Problem description:
Your reply should consist of the entries, copied exactly and stripped of images.

————

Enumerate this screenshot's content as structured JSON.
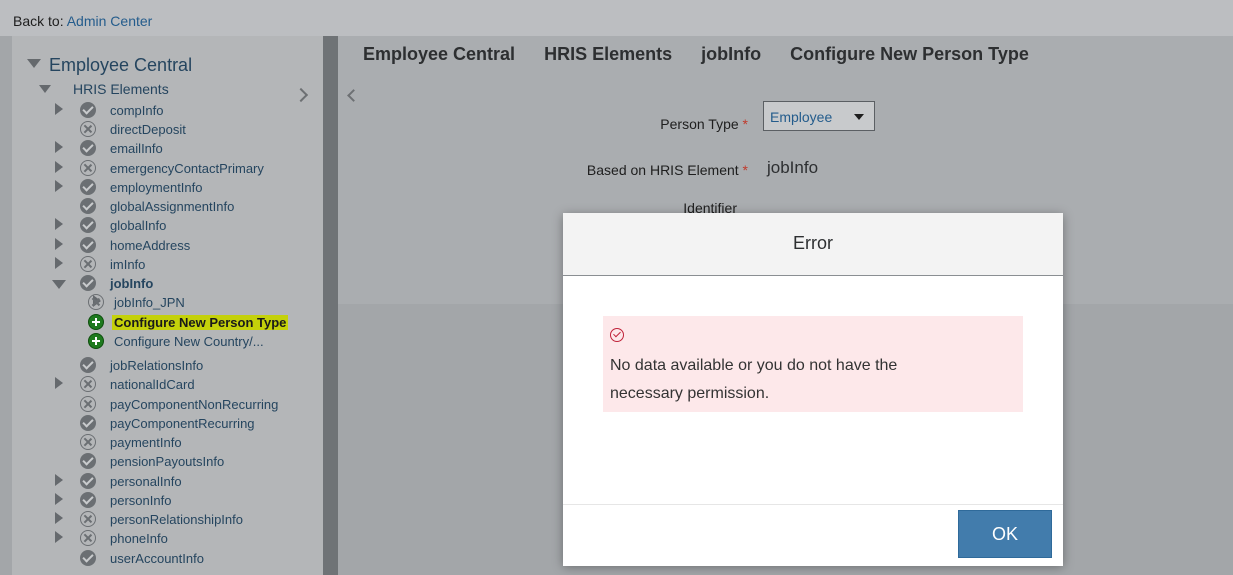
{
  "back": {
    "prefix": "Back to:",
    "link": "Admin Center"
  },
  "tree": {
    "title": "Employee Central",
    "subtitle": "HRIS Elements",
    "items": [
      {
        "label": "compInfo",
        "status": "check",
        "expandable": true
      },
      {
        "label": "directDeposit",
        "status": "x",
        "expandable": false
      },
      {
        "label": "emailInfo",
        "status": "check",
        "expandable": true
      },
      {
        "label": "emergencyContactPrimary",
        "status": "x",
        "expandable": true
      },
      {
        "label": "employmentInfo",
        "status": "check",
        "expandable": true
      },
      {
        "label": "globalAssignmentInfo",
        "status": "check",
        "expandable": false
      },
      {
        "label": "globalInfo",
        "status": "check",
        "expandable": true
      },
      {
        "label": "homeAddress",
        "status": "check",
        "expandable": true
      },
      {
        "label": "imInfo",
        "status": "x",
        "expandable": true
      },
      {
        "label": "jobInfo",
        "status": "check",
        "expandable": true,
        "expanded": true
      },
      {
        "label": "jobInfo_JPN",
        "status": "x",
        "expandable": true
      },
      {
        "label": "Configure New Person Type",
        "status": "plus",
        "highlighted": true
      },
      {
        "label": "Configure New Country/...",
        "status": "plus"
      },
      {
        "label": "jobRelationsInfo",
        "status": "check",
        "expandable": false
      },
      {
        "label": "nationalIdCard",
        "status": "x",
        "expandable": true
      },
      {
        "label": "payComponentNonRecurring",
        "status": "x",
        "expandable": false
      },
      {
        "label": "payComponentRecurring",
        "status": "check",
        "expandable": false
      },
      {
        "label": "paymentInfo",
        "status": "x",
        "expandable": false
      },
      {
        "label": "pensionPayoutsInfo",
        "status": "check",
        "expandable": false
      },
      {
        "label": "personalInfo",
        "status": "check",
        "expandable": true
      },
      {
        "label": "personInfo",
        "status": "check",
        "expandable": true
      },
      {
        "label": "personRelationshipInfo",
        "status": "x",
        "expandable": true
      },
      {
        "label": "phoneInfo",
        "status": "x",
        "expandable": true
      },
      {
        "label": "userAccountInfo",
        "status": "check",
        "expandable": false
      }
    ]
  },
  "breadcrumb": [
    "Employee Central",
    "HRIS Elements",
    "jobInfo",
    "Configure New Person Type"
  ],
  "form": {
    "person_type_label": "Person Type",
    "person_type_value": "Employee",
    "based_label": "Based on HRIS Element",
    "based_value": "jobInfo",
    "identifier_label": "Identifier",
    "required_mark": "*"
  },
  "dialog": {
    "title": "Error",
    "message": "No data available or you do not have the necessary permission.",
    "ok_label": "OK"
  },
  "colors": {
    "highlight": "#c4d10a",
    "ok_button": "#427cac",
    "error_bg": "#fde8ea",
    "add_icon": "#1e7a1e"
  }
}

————

Your solution:
Enumerate this screenshot's content as structured JSON.
{
  "back": {
    "prefix": "Back to:",
    "link": "Admin Center"
  },
  "tree": {
    "title": "Employee Central",
    "subtitle": "HRIS Elements",
    "items": [
      {
        "label": "compInfo",
        "status": "check",
        "expandable": true
      },
      {
        "label": "directDeposit",
        "status": "x",
        "expandable": false
      },
      {
        "label": "emailInfo",
        "status": "check",
        "expandable": true
      },
      {
        "label": "emergencyContactPrimary",
        "status": "x",
        "expandable": true
      },
      {
        "label": "employmentInfo",
        "status": "check",
        "expandable": true
      },
      {
        "label": "globalAssignmentInfo",
        "status": "check",
        "expandable": false
      },
      {
        "label": "globalInfo",
        "status": "check",
        "expandable": true
      },
      {
        "label": "homeAddress",
        "status": "check",
        "expandable": true
      },
      {
        "label": "imInfo",
        "status": "x",
        "expandable": true
      },
      {
        "label": "jobInfo",
        "status": "check",
        "expandable": true,
        "expanded": true
      },
      {
        "label": "jobInfo_JPN",
        "status": "x",
        "expandable": true
      },
      {
        "label": "Configure New Person Type",
        "status": "plus",
        "highlighted": true
      },
      {
        "label": "Configure New Country/...",
        "status": "plus"
      },
      {
        "label": "jobRelationsInfo",
        "status": "check",
        "expandable": false
      },
      {
        "label": "nationalIdCard",
        "status": "x",
        "expandable": true
      },
      {
        "label": "payComponentNonRecurring",
        "status": "x",
        "expandable": false
      },
      {
        "label": "payComponentRecurring",
        "status": "check",
        "expandable": false
      },
      {
        "label": "paymentInfo",
        "status": "x",
        "expandable": false
      },
      {
        "label": "pensionPayoutsInfo",
        "status": "check",
        "expandable": false
      },
      {
        "label": "personalInfo",
        "status": "check",
        "expandable": true
      },
      {
        "label": "personInfo",
        "status": "check",
        "expandable": true
      },
      {
        "label": "personRelationshipInfo",
        "status": "x",
        "expandable": true
      },
      {
        "label": "phoneInfo",
        "status": "x",
        "expandable": true
      },
      {
        "label": "userAccountInfo",
        "status": "check",
        "expandable": false
      }
    ]
  },
  "breadcrumb": [
    "Employee Central",
    "HRIS Elements",
    "jobInfo",
    "Configure New Person Type"
  ],
  "form": {
    "person_type_label": "Person Type",
    "person_type_value": "Employee",
    "based_label": "Based on HRIS Element",
    "based_value": "jobInfo",
    "identifier_label": "Identifier",
    "required_mark": "*"
  },
  "dialog": {
    "title": "Error",
    "message": "No data available or you do not have the necessary permission.",
    "ok_label": "OK"
  },
  "colors": {
    "highlight": "#c4d10a",
    "ok_button": "#427cac",
    "error_bg": "#fde8ea",
    "add_icon": "#1e7a1e"
  }
}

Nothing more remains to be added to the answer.